[11]   Gould, S.E. (1960) Raghib Complex: Pathology of the Heart. 2nd Edition, Charles C. Thomas, Spring Field, 275. Echocardiography Journal.

[12]   Kirklin, J. and Barrat-Boys, B.G. (1986) Cardiac Surgery. John Wiley and Sons, New York.

[13]   Craig, J.M., Darling, R.C. and Rothney, W.B. (1957) Total Pulmonary Venous Drainage into the Right Side of the Heart; Report of 17 Autopsied Cases Not Associated With Other Major Cardiovascular Anomalies. Laboratory Investigation, 6, 44-64.

[14]   Kolski, B.C., Khadivi, B., Anawati, M., et al. (2011) The Dilated Coronary Sinus: The Utility of Coronary Sinus Cross Sectional Area And Eccentricity Index in Differentiating Right Atrial Pressure Overload From Persistent Left Superior Vena Cava. Echocardiography, 28, 829-832.
https://doi.org/10.1111/j.1540-8175.2011.01445.x

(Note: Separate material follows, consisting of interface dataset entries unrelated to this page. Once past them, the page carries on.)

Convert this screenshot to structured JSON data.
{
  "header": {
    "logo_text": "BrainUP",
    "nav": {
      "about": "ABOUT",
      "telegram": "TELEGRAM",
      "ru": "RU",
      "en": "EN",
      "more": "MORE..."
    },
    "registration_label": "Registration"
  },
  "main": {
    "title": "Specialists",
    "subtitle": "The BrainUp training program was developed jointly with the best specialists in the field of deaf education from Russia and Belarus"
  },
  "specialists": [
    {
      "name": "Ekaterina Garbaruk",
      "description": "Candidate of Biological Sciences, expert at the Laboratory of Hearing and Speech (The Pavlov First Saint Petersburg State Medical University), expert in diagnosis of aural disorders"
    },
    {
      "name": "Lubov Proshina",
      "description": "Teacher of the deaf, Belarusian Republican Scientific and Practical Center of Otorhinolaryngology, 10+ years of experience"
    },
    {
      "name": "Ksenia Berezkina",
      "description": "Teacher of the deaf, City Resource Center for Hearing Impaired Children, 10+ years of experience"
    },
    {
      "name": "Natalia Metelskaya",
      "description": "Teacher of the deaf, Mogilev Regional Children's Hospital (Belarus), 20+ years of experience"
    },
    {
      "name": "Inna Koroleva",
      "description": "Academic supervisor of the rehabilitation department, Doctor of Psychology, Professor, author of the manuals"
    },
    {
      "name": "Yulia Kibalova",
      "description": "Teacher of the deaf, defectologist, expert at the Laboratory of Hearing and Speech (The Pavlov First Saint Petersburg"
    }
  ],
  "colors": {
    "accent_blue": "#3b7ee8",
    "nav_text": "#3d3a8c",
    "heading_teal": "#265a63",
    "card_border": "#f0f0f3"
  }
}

[15]   Dearstine, M., Taylor, W. and Kerut, E.K. (2000) Persistent Left Superior Vena Cava, Chest X-Ray and Echocardiographic Findings. Echocardiography, 17, 453-455.
https://doi.org/10.1111/j.1540-8175.2000.tb01164.x

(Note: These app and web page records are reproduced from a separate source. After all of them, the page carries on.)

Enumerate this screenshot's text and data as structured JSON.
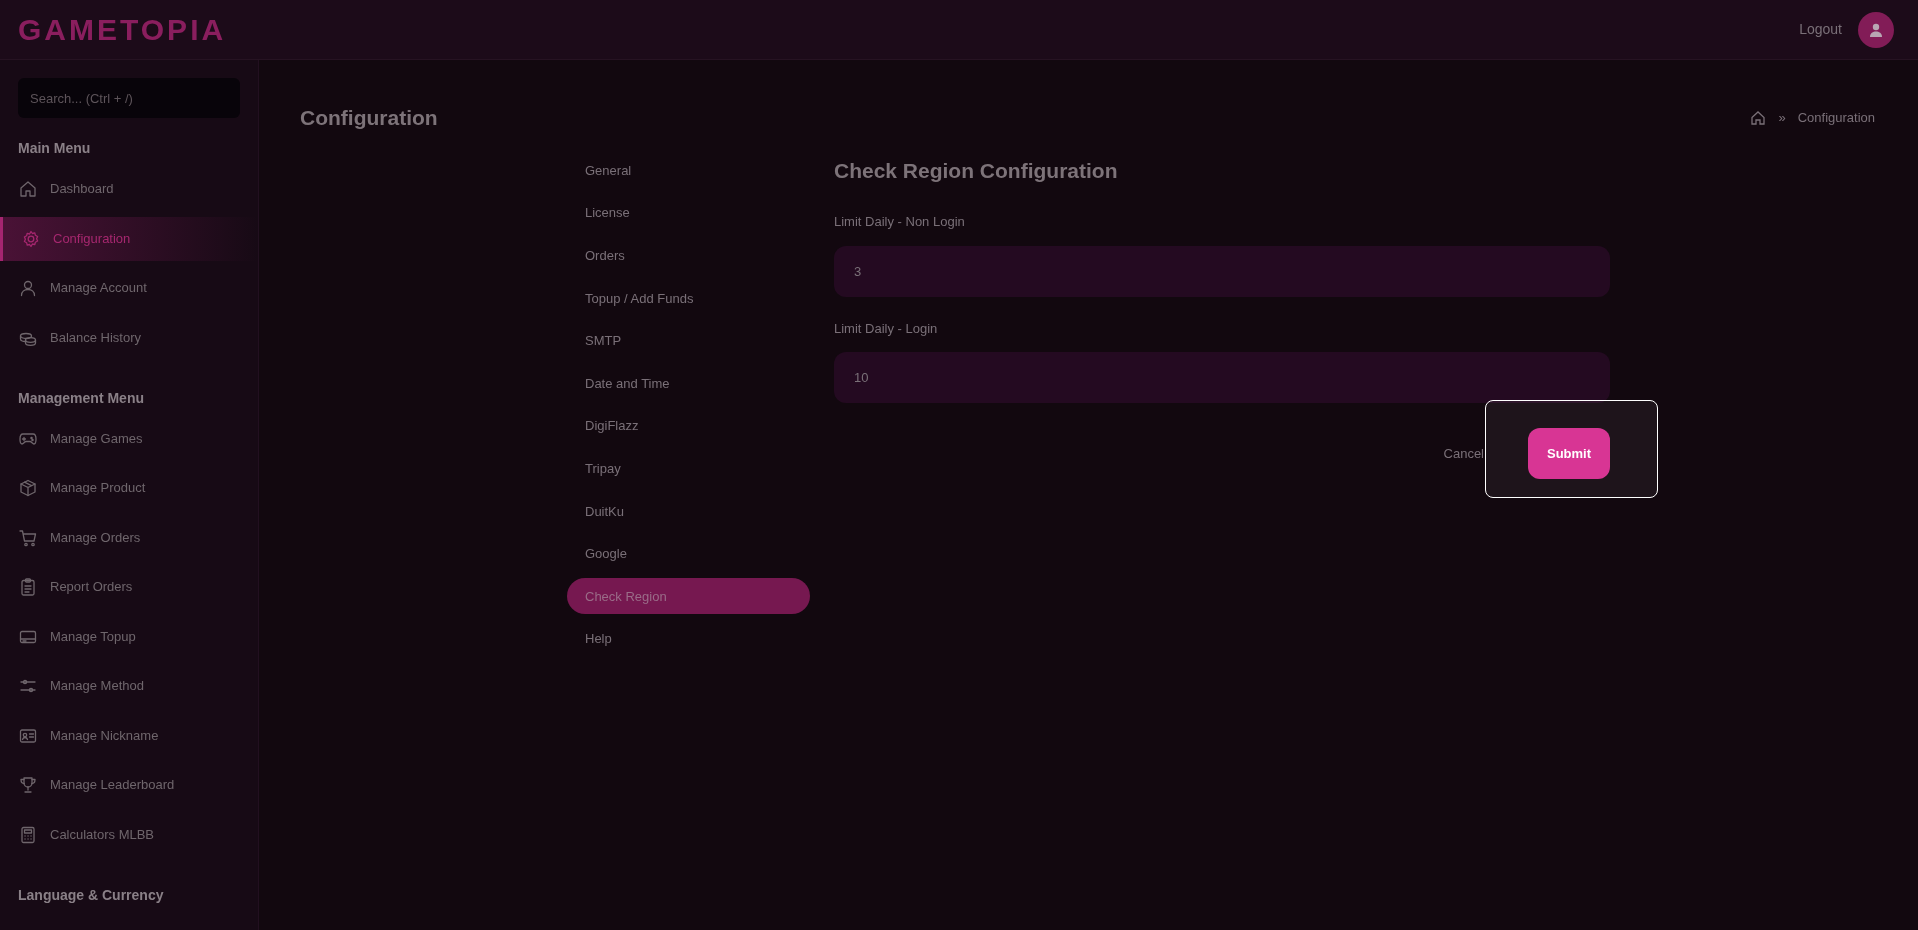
{
  "header": {
    "logo": "GAMETOPIA",
    "logout": "Logout"
  },
  "sidebar": {
    "search": {
      "placeholder": "Search... (Ctrl + /)"
    },
    "sections": [
      {
        "title": "Main Menu",
        "items": [
          {
            "label": "Dashboard",
            "selected": false
          },
          {
            "label": "Configuration",
            "selected": true
          },
          {
            "label": "Manage Account",
            "selected": false
          },
          {
            "label": "Balance History",
            "selected": false
          }
        ]
      },
      {
        "title": "Management Menu",
        "items": [
          {
            "label": "Manage Games",
            "selected": false
          },
          {
            "label": "Manage Product",
            "selected": false
          },
          {
            "label": "Manage Orders",
            "selected": false
          },
          {
            "label": "Report Orders",
            "selected": false
          },
          {
            "label": "Manage Topup",
            "selected": false
          },
          {
            "label": "Manage Method",
            "selected": false
          },
          {
            "label": "Manage Nickname",
            "selected": false
          },
          {
            "label": "Manage Leaderboard",
            "selected": false
          },
          {
            "label": "Calculators MLBB",
            "selected": false
          }
        ]
      },
      {
        "title": "Language & Currency"
      }
    ]
  },
  "page": {
    "title": "Configuration",
    "breadcrumb": {
      "separator": "»",
      "current": "Configuration"
    }
  },
  "config_menu": [
    {
      "label": "General",
      "selected": false
    },
    {
      "label": "License",
      "selected": false
    },
    {
      "label": "Orders",
      "selected": false
    },
    {
      "label": "Topup / Add Funds",
      "selected": false
    },
    {
      "label": "SMTP",
      "selected": false
    },
    {
      "label": "Date and Time",
      "selected": false
    },
    {
      "label": "DigiFlazz",
      "selected": false
    },
    {
      "label": "Tripay",
      "selected": false
    },
    {
      "label": "DuitKu",
      "selected": false
    },
    {
      "label": "Google",
      "selected": false
    },
    {
      "label": "Check Region",
      "selected": true
    },
    {
      "label": "Help",
      "selected": false
    }
  ],
  "form": {
    "title": "Check Region Configuration",
    "fields": [
      {
        "label": "Limit Daily - Non Login",
        "value": "3"
      },
      {
        "label": "Limit Daily - Login",
        "value": "10"
      }
    ],
    "cancel": "Cancel",
    "submit": "Submit",
    "submit_highlighted": true
  }
}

[16]   Feigenbaum, H., Armstrong, W.F. and Ryan, T. (2005) Congenital Heart Diseases, Feigenbaum’s Echocardiography. 6th Edition, Lippincott Williams & Wilkins, Philadelphia, Chapter 18, Figure 18.51 A, 588.

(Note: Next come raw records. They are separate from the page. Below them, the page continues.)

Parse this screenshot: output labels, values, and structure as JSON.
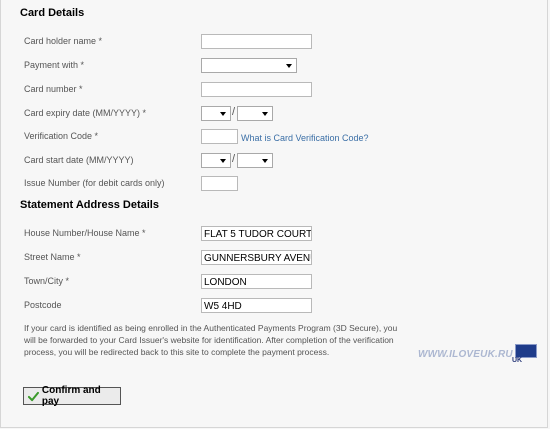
{
  "card_details": {
    "title": "Card Details",
    "holder_name_label": "Card holder name *",
    "payment_with_label": "Payment with *",
    "card_number_label": "Card number *",
    "expiry_label": "Card expiry date (MM/YYYY) *",
    "verification_label": "Verification Code *",
    "verification_link": "What is Card Verification Code?",
    "start_date_label": "Card start date (MM/YYYY)",
    "issue_number_label": "Issue Number (for debit cards only)",
    "date_separator": "/"
  },
  "address_details": {
    "title": "Statement Address Details",
    "house_label": "House Number/House Name *",
    "house_value": "FLAT 5 TUDOR COURT",
    "street_label": "Street Name *",
    "street_value": "GUNNERSBURY AVENU",
    "town_label": "Town/City *",
    "town_value": "LONDON",
    "postcode_label": "Postcode",
    "postcode_value": "W5 4HD"
  },
  "notice": "If your card is identified as being enrolled in the Authenticated Payments Program (3D Secure), you will be forwarded to your Card Issuer's website for identification. After completion of the verification process, you will be redirected back to this site to complete the payment process.",
  "confirm_button": "Confirm and pay",
  "watermark": {
    "text": "WWW.ILOVEUK.RU",
    "badge_text": "UK"
  },
  "colors": {
    "link": "#3b6fa6",
    "check": "#3a9a2a"
  }
}
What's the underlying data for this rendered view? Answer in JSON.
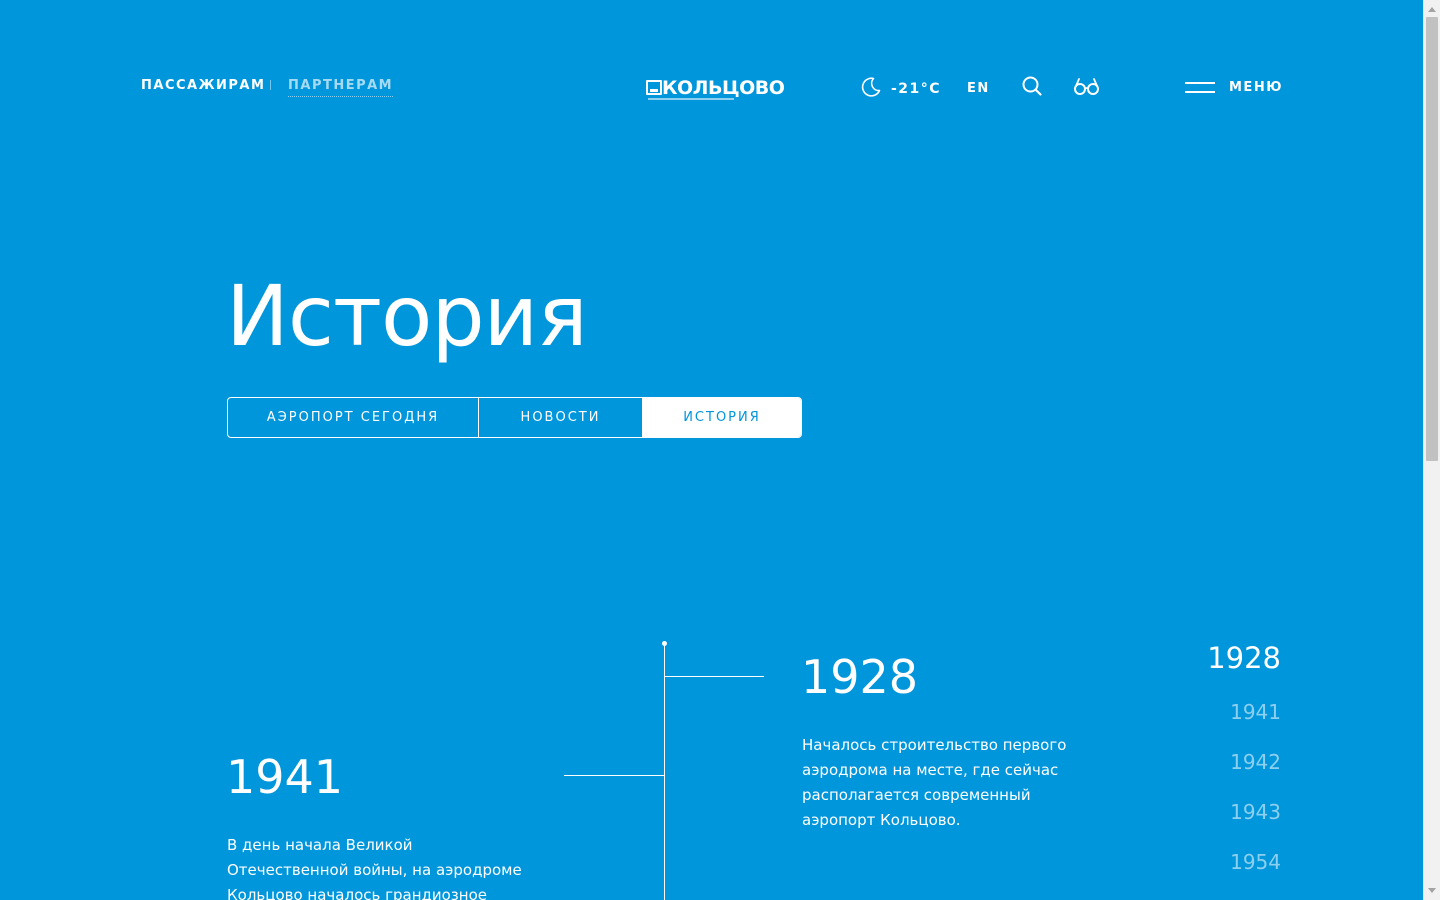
{
  "header": {
    "nav_passengers": "ПАССАЖИРАМ",
    "nav_partners": "ПАРТНЕРАМ",
    "logo_text": "КОЛЬЦОВО",
    "weather_icon": "moon-icon",
    "temperature": "-21°C",
    "language": "EN",
    "search_icon": "search-icon",
    "accessibility_icon": "glasses-icon",
    "menu_label": "МЕНЮ"
  },
  "page_title": "История",
  "tabs": [
    {
      "label": "АЭРОПОРТ СЕГОДНЯ",
      "active": false
    },
    {
      "label": "НОВОСТИ",
      "active": false
    },
    {
      "label": "ИСТОРИЯ",
      "active": true
    }
  ],
  "timeline": {
    "events": [
      {
        "year": "1928",
        "text": "Началось строительство первого аэродрома на месте, где сейчас располагается современный аэропорт Кольцово."
      },
      {
        "year": "1941",
        "text": "В день начала Великой Отечественной войны, на аэродроме Кольцово началось грандиозное строительство"
      }
    ],
    "year_nav": [
      "1928",
      "1941",
      "1942",
      "1943",
      "1954"
    ],
    "active_year": "1928"
  },
  "colors": {
    "background": "#0096db",
    "text": "#ffffff"
  }
}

[17]   Wang, J.K., Chen, S.J., Hsu, J.Y., et al. (2014) Midterm Follow-Up Results of Transcatheter Treatment in Patients with Unroofed Coronary Sinus. Catheterization and Cardiovascular Interventions, 83, 243-249.

[18]   Klijima, Y., Taniguchi, M. and Akagi, T. (2011) Catheter Closure of Coronary Sinus Atrial Septal Defect Using Amplatzer Septal Occluder. Cardiology in the Young, 22, 223-226.

[19]   Di Bernardo, S., Fasnacht, M. and Berger, F. (2003) Transcatheter Closure of a Coronary Sinus Defect with an Amplatzer Septal Occluder. Catheterization and Cardiovascular Interventions, 60, 287-290.

[20]   Jost, A., Connolly, C.H., Danielson, M., Dearani, G.K., Wames, J.A., Jamil, C.A. and Tajik, A. (2007) Clinical Features and Surgical Outcome in 25 Patients with Fenestrations of the Coronary Sinus. Cardiology in the Young, 17, 592-600.

[21]   Ngee, T., Lim, M.C., de Laarazabal, C. and Sundaram, R.D. (2011) Unroofed Coronary Sinus Defect. Journal of Computer Assisted Tomography, 35, 246-247.
https://doi.org/10.1097/RCT.0b013e31820828c2

[22]   Freedom, R.M., Culham, J.A.G. and Rowe, R.D. (1981) Left Atrial to Coronary Sinus Fenestration (Partially Unroofed Coronary Sinus): Morphologic and Angiocardiographic Observations. British Heart Journal, 46, 63-68.
https://doi.org/10.1136/hrt.46.1.63

[23]   Martin, S.S., Shapiro, E.P. and Mukherjee, M. (2014) Atrial Septal Defects. Clinical Manifestations, Echo Assessment, and Intervention. Clinical Medicine Insights Cardiology, 8, 93-98.

 
 
Top